Most of our suffering, indeed virtually all of it, originates in our childhoods, usually in the early months or years. Just by being born into the physical, we encounter often-minor events that generate fear. Although these fears are obviously wordless, they include rejection, abandonment, betrayal, and others. And the wounds are inflicted unwittingly by parents who are generally doing the best they can. Simply, we cannot avoid being wounded.
We therefore guard against those wounds by building defenses that stay with us for the rest of our lives—if we don’t attempt to heal them. For example, a woman who suffered some form of abandonment in childhood will usually find it difficult to form relationships because she fears she will be abandoned again.
Unless we have a degree of awareness, all of us live our lives in ways that are determined by our defenses. Some people have to be right all the time and in control. Some see themselves as perpetual victims. Others are completely self-absorbed or cannot cope with rejection. So we work hard to avoid putting ourselves in situations where the old wounds can be reopened. We don’t take risks or want to change our lifelong patterns.
Maintaining these defenses puts us under enormous pressure, leaving little room for pleasure and the enjoyment of simple things, the basic ingredients of happiness.
Suffering is never going to be totally eradicated. It is the human condition to suffer. How we deal with it is another matter. The first step is to recognize the old belief systems that cause us emotional pain. The second is to begin changing them, preferably with the support of a healer or therapist. Our energy fields can hold dark blocks where we store our grief, anger, shame, and other negative emotions.
So deeply imprinted are our wounds that profound change can be long and arduous. The ego was created to protect us and it does this job only too well—in that it protects us from living our lives to the full.

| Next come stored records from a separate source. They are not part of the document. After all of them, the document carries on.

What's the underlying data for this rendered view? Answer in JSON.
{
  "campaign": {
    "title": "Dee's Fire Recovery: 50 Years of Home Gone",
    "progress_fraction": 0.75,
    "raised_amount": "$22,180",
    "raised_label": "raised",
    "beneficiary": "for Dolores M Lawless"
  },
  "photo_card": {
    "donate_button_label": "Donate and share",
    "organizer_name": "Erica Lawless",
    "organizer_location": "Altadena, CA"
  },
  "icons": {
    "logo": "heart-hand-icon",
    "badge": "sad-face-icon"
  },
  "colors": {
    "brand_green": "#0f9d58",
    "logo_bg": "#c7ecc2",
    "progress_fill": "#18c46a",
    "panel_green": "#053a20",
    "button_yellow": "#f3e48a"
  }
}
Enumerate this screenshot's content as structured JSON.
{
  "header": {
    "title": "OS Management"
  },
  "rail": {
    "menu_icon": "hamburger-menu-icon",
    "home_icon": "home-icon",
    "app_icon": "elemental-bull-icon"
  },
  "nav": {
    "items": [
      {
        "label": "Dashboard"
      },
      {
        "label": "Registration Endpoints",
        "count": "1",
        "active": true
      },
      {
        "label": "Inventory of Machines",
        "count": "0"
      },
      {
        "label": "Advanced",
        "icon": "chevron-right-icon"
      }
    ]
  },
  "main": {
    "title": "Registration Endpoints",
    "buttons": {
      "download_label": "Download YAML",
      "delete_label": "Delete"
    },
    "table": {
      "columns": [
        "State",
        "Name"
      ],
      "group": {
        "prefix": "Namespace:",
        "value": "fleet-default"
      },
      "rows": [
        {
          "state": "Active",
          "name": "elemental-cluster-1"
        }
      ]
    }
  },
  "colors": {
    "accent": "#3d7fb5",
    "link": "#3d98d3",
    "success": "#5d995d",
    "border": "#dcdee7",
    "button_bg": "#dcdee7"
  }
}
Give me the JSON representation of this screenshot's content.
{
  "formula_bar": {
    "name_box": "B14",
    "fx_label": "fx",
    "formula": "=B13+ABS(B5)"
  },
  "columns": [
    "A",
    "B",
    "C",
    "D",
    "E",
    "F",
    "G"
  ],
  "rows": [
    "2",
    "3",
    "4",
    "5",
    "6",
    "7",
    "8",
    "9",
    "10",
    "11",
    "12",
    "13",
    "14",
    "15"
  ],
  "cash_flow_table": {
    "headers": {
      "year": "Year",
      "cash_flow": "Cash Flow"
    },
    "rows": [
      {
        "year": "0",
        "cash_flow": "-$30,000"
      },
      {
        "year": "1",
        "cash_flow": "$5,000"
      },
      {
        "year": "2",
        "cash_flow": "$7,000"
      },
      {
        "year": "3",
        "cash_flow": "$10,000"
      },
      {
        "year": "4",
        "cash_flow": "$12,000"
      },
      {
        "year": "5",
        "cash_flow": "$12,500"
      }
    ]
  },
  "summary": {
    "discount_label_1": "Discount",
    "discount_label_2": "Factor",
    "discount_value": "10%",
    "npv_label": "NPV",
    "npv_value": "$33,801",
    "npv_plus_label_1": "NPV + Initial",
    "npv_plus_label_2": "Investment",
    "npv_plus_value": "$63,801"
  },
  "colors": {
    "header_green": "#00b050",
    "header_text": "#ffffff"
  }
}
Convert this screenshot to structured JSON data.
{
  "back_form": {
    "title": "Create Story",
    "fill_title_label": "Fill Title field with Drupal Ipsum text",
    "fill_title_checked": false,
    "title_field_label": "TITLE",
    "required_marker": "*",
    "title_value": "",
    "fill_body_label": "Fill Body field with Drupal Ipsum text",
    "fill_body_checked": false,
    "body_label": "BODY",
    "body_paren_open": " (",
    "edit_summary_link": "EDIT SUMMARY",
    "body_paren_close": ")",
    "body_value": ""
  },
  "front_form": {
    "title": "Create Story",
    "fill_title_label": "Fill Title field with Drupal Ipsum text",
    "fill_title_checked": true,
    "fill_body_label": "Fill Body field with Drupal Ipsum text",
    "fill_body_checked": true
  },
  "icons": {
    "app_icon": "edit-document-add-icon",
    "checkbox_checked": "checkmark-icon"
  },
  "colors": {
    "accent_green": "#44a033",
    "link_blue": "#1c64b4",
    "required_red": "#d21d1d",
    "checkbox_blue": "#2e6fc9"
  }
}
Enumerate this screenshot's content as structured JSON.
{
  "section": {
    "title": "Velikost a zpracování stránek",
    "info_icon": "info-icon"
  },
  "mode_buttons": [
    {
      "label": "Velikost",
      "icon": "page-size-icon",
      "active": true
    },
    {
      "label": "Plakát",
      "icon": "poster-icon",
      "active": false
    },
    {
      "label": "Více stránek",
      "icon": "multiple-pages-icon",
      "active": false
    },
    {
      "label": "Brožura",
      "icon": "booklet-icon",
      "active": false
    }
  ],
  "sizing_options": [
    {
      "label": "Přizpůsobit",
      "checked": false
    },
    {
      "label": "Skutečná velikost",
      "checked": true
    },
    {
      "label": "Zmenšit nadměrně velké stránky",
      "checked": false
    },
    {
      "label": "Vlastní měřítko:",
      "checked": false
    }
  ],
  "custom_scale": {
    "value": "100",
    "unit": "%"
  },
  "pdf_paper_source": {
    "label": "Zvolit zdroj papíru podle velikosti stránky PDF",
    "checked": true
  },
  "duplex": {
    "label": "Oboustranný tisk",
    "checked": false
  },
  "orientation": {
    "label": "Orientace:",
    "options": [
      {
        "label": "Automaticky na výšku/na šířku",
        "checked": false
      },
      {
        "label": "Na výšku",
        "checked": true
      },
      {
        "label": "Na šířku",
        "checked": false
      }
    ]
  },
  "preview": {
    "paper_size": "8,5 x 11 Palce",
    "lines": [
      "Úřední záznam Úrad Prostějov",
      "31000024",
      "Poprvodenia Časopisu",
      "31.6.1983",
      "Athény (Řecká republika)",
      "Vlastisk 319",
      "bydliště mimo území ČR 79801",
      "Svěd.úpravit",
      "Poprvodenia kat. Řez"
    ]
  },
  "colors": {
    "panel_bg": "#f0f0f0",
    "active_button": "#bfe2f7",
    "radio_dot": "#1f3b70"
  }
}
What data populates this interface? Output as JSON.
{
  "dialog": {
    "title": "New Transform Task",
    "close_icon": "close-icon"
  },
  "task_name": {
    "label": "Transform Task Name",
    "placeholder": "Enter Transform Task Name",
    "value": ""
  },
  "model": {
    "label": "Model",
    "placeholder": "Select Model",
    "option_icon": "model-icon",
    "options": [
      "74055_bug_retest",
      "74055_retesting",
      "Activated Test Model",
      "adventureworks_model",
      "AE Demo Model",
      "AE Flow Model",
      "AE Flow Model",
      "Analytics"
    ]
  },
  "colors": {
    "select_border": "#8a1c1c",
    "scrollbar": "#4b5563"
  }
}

But when we do set about healing ourselves, we begin to see the world from a whole new perspective. Old fears and anxieties diminish to the point where they no longer rule us—and happiness emerges.